  • 2 sweet potatoes, peeled and cubed
  • a large handful of greens (I used shredded Spring greens but you can use any kind of cabbage, kale or spinach)
  • 1 tsp olive oil
  • 2 rashers of streaky bacon
  • 1 clove garlic, minced
  • 1 tsp butter
  • 1 tbsp finely grated parmesan cheese

What you do:

  1. Boil the sweet potato cubes in salted water until they are very soft. This will take about 15 minutes if you cut the potatoes small enough, just check them.
  2. If your greens are a little tough, blanch them in boiling water for a minute to soften, then drain. This is what I did with my Spring greens but you wouldn’t need to if you used a softer leaf such as spinach.
  3. Slice your bacon into thin strips. Heat the oil in a pan and add the bacon strips along with the garlic and cook until the bacon is gloriously crispy. Add your greens and stir fry them with the bacon to combine.
  4. Once your sweet potatoes are soft and cooked through, drain them then add the teaspoon of butter and most of the parmesan and mash until you have a smooth mixture free from lumps.
  5. Transfer your mash into a nice serving bowl and top with the bacon and greens mix. Add the last little sprinkling of parmesan and dive in.

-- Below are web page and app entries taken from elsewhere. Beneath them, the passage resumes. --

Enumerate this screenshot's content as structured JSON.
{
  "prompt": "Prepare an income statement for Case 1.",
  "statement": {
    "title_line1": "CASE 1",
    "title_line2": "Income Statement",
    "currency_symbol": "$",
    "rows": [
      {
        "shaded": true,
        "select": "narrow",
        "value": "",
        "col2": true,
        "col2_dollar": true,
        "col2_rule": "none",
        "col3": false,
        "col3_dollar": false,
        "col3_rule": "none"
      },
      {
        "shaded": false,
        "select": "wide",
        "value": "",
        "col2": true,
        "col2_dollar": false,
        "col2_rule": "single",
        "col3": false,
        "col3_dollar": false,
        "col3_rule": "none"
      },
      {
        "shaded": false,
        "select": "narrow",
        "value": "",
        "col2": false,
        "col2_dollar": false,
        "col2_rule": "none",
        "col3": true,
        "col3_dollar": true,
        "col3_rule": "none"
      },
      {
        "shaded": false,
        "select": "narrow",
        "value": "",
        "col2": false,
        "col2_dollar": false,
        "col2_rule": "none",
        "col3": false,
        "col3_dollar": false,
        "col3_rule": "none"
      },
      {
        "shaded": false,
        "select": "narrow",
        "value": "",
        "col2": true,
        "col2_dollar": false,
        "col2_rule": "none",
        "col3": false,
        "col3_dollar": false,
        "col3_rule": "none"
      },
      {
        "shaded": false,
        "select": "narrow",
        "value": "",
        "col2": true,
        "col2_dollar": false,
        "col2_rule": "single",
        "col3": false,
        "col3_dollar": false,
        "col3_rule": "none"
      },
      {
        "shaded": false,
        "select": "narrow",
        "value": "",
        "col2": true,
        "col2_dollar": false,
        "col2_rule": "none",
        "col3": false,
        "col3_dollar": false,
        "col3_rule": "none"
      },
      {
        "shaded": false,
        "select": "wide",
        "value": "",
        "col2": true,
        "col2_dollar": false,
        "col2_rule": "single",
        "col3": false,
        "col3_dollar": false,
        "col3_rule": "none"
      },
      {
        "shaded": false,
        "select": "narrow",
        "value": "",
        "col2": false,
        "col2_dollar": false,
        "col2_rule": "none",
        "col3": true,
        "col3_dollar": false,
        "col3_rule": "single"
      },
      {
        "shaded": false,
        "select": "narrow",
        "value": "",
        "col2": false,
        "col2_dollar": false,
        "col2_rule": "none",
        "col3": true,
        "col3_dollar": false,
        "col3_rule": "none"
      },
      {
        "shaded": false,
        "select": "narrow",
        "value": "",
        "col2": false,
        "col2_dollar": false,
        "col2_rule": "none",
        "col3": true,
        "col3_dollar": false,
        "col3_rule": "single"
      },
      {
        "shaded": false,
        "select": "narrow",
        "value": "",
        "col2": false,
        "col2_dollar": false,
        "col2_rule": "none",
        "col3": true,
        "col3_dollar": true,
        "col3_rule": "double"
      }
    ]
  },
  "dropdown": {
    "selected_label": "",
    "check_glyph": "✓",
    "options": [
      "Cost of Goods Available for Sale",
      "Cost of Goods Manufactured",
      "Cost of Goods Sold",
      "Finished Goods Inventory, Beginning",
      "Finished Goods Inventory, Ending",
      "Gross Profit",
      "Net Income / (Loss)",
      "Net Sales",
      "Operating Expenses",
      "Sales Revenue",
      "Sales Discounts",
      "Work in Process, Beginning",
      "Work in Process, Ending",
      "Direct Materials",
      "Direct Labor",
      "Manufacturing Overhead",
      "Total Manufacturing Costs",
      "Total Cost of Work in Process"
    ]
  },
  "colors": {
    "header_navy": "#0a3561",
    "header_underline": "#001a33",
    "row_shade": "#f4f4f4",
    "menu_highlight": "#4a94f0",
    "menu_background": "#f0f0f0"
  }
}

This is warming and comforting but still a bit healthy. You can change it up to suit your mood too so is a great recipe to play with. A fried or poached egg on top would be wonderful.